EXCERPTED DATA —
--- START ---

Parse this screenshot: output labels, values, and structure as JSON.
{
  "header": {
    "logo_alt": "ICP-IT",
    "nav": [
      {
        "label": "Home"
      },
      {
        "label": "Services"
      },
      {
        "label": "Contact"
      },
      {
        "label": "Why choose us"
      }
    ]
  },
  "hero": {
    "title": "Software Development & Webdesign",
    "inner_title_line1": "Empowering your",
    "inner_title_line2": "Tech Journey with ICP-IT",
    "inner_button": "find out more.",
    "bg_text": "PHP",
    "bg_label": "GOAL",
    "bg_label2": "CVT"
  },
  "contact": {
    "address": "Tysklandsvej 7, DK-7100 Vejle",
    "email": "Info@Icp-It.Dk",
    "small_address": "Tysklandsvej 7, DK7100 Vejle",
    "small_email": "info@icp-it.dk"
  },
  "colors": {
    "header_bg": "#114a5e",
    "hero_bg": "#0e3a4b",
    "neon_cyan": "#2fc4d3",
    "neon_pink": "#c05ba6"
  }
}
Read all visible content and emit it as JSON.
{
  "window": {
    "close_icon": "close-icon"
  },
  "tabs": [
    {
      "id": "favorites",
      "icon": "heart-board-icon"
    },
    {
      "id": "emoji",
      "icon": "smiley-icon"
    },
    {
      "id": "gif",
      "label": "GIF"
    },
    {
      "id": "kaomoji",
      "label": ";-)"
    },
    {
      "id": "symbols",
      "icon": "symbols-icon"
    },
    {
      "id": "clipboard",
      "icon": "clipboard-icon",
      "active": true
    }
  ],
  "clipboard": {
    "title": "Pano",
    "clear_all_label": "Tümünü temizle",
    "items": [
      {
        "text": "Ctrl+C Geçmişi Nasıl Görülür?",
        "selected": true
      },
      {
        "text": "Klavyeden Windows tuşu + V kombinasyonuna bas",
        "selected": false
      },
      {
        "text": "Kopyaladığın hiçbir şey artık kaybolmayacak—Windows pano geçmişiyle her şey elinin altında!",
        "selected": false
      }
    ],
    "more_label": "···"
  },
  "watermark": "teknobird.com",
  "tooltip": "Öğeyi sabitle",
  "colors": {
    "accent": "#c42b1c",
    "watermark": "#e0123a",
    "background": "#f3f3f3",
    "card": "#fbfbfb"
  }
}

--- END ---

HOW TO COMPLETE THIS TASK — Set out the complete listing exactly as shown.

ANSWER TO THE EXERCISE —
Parse this screenshot: output labels, values, and structure as JSON.
{
  "header": {
    "logo_alt": "ICP-IT",
    "nav": [
      {
        "label": "Home"
      },
      {
        "label": "Services"
      },
      {
        "label": "Contact"
      },
      {
        "label": "Why choose us"
      }
    ]
  },
  "hero": {
    "title": "Software Development & Webdesign",
    "inner_title_line1": "Empowering your",
    "inner_title_line2": "Tech Journey with ICP-IT",
    "inner_button": "find out more.",
    "bg_text": "PHP",
    "bg_label": "GOAL",
    "bg_label2": "CVT"
  },
  "contact": {
    "address": "Tysklandsvej 7, DK-7100 Vejle",
    "email": "Info@Icp-It.Dk",
    "small_address": "Tysklandsvej 7, DK7100 Vejle",
    "small_email": "info@icp-it.dk"
  },
  "colors": {
    "header_bg": "#114a5e",
    "hero_bg": "#0e3a4b",
    "neon_cyan": "#2fc4d3",
    "neon_pink": "#c05ba6"
  }
}
Read all visible content and emit it as JSON.
{
  "window": {
    "close_icon": "close-icon"
  },
  "tabs": [
    {
      "id": "favorites",
      "icon": "heart-board-icon"
    },
    {
      "id": "emoji",
      "icon": "smiley-icon"
    },
    {
      "id": "gif",
      "label": "GIF"
    },
    {
      "id": "kaomoji",
      "label": ";-)"
    },
    {
      "id": "symbols",
      "icon": "symbols-icon"
    },
    {
      "id": "clipboard",
      "icon": "clipboard-icon",
      "active": true
    }
  ],
  "clipboard": {
    "title": "Pano",
    "clear_all_label": "Tümünü temizle",
    "items": [
      {
        "text": "Ctrl+C Geçmişi Nasıl Görülür?",
        "selected": true
      },
      {
        "text": "Klavyeden Windows tuşu + V kombinasyonuna bas",
        "selected": false
      },
      {
        "text": "Kopyaladığın hiçbir şey artık kaybolmayacak—Windows pano geçmişiyle her şey elinin altında!",
        "selected": false
      }
    ],
    "more_label": "···"
  },
  "watermark": "teknobird.com",
  "tooltip": "Öğeyi sabitle",
  "colors": {
    "accent": "#c42b1c",
    "watermark": "#e0123a",
    "background": "#f3f3f3",
    "card": "#fbfbfb"
  }
}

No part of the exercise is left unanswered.